Q&A with Shoulder Surgeon Mr Marcus Lee
Consultant Shoulder Surgeon Mr Marcus Lee answers questions about Frozen Shoulders, steroid injections and other topical issues relating to the shoulder. Mr Lee is a Consultant Orthopaedic Shoulder and Elbow Surgeon at University College Hospital (NHS) and the Hospital of St John & St Elizabeth (privately in St Johns Wood). Mr Lee’s main interests are upper limb trauma, arthroscopic and open shoulder & elbow surgery, sports injuries and shoulder & elbow joint replacement.Mr Lee is a Member of the British Elbow & Shoulder Society.
BOOST PHYSIO have had very positive dealings with Mr Lee and highly recommend him as an excellent shoulder surgeon. His private practice is based in St Johns Wood at The Hospital of St John and St Elizabeth. For appointments with Mr Lee contact his private secretary on 020 7121 0341
BOOST PHYSIO: Tell us about the latest understanding about Frozen Shoulders.
Mr Marcus Lee: The Frozen Shoulder remains an enigmatic condition. It even has many names. Whilst it is a common cause of shoulder pain and restriction, there is still much to learn, and the processes which lead to it forming in the first place are unknown. We know it is more common in people with diabetes, and certain other conditions.

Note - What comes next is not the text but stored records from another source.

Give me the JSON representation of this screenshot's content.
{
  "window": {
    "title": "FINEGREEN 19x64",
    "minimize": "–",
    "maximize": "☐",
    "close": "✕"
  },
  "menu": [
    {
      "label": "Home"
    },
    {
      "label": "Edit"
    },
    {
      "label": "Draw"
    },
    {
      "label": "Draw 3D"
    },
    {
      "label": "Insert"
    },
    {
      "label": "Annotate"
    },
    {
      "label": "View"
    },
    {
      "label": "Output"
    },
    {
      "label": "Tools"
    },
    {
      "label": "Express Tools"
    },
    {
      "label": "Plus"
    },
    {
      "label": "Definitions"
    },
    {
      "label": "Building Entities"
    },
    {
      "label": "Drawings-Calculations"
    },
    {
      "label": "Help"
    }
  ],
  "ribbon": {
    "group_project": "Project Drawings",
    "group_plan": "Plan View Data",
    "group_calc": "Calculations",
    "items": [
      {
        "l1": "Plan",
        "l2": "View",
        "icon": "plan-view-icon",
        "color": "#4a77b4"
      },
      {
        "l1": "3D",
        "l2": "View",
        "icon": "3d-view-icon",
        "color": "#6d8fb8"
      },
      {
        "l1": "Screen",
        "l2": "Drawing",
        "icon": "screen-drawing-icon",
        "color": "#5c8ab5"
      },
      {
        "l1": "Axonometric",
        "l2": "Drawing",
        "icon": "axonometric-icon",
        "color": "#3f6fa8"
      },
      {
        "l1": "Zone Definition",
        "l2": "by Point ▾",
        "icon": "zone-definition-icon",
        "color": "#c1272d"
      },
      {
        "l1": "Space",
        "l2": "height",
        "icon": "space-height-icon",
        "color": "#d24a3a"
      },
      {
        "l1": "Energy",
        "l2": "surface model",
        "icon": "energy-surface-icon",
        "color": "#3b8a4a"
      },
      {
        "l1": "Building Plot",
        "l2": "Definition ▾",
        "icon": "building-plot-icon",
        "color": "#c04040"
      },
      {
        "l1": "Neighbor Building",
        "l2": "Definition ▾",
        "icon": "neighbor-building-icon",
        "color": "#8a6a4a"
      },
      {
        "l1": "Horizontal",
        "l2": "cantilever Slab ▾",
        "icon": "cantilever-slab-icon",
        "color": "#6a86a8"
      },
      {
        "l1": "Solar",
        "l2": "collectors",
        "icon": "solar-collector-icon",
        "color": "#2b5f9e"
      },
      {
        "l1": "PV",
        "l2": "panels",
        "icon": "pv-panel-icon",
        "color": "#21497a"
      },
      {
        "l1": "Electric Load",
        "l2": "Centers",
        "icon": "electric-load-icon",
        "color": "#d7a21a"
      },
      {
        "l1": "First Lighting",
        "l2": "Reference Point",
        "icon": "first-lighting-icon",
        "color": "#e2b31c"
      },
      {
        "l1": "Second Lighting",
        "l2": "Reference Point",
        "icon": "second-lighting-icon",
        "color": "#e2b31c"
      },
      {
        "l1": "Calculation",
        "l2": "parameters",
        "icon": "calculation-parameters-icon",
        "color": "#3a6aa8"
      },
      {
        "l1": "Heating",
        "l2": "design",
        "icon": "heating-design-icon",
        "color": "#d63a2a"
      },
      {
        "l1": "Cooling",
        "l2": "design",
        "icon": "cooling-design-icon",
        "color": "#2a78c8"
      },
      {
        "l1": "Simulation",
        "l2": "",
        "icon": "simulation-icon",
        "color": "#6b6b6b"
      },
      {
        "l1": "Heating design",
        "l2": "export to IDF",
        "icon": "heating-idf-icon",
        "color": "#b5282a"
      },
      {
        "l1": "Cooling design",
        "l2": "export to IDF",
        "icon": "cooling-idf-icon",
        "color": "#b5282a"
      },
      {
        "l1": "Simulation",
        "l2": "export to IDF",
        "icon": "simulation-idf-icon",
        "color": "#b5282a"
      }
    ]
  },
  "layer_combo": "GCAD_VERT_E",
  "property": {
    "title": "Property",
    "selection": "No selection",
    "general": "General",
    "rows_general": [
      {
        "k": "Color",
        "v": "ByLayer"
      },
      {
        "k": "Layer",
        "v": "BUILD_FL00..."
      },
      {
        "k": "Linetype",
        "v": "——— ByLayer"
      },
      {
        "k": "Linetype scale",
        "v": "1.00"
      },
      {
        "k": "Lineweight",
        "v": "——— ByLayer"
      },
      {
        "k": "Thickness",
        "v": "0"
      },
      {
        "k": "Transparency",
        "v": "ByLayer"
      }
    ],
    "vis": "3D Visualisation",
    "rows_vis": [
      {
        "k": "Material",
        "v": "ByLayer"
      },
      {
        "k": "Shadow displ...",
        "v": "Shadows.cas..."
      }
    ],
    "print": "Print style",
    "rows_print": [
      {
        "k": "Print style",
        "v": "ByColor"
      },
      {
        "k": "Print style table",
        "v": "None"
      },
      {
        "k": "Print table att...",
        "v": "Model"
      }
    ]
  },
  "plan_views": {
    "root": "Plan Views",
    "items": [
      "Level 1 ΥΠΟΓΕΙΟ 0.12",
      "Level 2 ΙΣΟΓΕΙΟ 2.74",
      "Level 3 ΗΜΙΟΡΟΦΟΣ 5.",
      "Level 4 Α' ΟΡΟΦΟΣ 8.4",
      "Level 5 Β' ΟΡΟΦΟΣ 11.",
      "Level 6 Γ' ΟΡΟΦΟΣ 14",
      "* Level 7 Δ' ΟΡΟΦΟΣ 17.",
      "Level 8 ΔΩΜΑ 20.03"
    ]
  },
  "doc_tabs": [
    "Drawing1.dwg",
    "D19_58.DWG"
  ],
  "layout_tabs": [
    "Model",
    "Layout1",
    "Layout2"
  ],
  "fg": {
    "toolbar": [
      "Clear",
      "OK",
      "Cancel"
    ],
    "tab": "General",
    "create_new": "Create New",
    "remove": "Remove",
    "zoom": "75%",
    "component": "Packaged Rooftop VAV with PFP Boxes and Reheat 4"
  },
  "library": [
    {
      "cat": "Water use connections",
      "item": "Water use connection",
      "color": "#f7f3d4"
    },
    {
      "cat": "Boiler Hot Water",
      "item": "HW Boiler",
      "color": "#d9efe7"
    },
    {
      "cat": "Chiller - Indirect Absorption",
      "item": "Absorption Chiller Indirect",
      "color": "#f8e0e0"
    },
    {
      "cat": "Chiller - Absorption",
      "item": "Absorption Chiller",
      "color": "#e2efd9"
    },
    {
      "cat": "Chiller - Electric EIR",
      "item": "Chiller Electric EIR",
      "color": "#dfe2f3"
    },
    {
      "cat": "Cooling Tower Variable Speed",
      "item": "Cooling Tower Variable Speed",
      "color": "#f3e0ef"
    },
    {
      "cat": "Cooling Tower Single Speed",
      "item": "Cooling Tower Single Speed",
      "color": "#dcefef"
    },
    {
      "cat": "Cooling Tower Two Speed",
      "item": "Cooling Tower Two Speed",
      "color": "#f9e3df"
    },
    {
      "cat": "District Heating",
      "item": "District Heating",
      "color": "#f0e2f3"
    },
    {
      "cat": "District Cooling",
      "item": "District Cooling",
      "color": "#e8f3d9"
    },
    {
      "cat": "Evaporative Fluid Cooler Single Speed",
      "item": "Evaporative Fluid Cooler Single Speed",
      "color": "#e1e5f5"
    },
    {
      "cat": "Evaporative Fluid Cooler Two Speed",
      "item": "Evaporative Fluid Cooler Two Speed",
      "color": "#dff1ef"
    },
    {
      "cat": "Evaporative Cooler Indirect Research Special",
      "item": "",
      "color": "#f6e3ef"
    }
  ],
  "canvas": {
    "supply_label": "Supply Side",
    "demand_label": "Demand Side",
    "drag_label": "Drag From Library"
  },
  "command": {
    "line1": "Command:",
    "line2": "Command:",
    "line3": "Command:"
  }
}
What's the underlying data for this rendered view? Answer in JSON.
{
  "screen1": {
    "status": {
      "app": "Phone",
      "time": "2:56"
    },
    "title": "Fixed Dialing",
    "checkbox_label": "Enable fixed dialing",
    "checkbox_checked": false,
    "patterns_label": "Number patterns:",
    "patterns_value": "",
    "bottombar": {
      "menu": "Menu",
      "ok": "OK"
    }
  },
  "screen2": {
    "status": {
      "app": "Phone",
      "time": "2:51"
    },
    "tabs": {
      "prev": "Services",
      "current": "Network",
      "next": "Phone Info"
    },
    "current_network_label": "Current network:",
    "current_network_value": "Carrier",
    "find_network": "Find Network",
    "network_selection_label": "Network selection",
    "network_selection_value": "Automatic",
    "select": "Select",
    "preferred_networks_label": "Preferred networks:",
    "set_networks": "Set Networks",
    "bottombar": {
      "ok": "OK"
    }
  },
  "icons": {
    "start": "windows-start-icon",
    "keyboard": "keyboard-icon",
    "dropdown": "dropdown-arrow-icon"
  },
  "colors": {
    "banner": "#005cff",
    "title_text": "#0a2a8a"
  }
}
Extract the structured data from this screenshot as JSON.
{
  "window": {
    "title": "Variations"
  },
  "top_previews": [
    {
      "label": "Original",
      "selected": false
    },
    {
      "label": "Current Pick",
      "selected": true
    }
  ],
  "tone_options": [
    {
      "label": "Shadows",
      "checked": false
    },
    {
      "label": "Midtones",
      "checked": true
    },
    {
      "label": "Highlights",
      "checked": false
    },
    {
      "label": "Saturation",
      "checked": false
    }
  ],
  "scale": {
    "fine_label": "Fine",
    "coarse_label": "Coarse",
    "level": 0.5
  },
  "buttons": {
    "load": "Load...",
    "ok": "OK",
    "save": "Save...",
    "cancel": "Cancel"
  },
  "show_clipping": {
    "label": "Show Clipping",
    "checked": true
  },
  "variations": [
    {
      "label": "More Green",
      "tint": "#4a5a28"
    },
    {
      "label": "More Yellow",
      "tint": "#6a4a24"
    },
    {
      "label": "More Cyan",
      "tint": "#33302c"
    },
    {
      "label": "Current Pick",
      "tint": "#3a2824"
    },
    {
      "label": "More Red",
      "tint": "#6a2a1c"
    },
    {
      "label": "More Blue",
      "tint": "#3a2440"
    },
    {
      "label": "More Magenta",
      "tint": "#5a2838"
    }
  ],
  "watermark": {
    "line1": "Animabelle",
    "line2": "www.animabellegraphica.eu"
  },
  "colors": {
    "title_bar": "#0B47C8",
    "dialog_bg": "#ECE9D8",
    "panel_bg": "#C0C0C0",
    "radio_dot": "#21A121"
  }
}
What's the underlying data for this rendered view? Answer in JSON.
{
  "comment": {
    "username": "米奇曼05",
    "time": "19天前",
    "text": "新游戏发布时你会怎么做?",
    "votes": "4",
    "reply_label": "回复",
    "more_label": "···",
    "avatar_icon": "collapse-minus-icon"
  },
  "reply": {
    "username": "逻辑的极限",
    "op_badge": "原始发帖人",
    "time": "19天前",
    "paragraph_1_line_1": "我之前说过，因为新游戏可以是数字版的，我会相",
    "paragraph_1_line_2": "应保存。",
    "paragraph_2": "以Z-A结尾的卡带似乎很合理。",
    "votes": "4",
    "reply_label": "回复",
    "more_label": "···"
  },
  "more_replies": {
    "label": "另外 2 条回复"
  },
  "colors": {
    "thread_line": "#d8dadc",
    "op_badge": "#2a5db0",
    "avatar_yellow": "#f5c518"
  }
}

A genetic link has been suggested, but the evidence is still rather flimsy.
BOOST PHYSIO: Are there new treatment techniques and options that you offer for Frozen Shoulder?
Mr Marcus Lee:There are all sorts of treatments for the Frozen Shoulder and it can be quite confusing. What I try to achieve in my practice is to first of all obtain the correct diagnosis. From there a plan of management can be formulated. Frozen Shoulder is recognised as having different phases, so the management should depend on the phase of the disease and the patient’s preferences. In general, I try to start with more conservative, less risky treatments first.
BOOST PHYSIO: Many patients are nervous about steroid injections- is this justified?
Mr Marcus Lee: Steroid injections for shoulder conditions have been in common use for many years. The dosages used are small, and the side effects tend to be minimal. Having said that, steroid injections still need to be carefully controlled, and it is not advisable to have too many. When offering a steroid injection, I usually prefer that they are given in conjuction with an ultrasound or x-ray scan, so we get more information about the joint, as well as a ‘targeted’ injection.
BOOST PHYSIO: How important is the physiotherapy exercise rehab for patients with shoulder conditions?
Mr Marcus Lee: I think when you see a physiotherapist, it is key that both parties have a good understanding of what they want to achieve, from the outset. The shoulder is a complex joint that takes some understanding, so a physiotherapist is well-placed to look at an individual as a whole. Once that is achieved, one can start to look at individual elements, such as coordination, smoothness of movement and strength in the joint itself. If both a surgeon and a physiotherapist are involved in a person’s care, it is definitely more productive if they communicate effectively.
Boost Physio treats all shoulder injuries ranging from frozen shoulder to rotator cuff injuries, dislocations to post-operative rehabilitation. We always work very closely together as part of the medical team looking after the patient.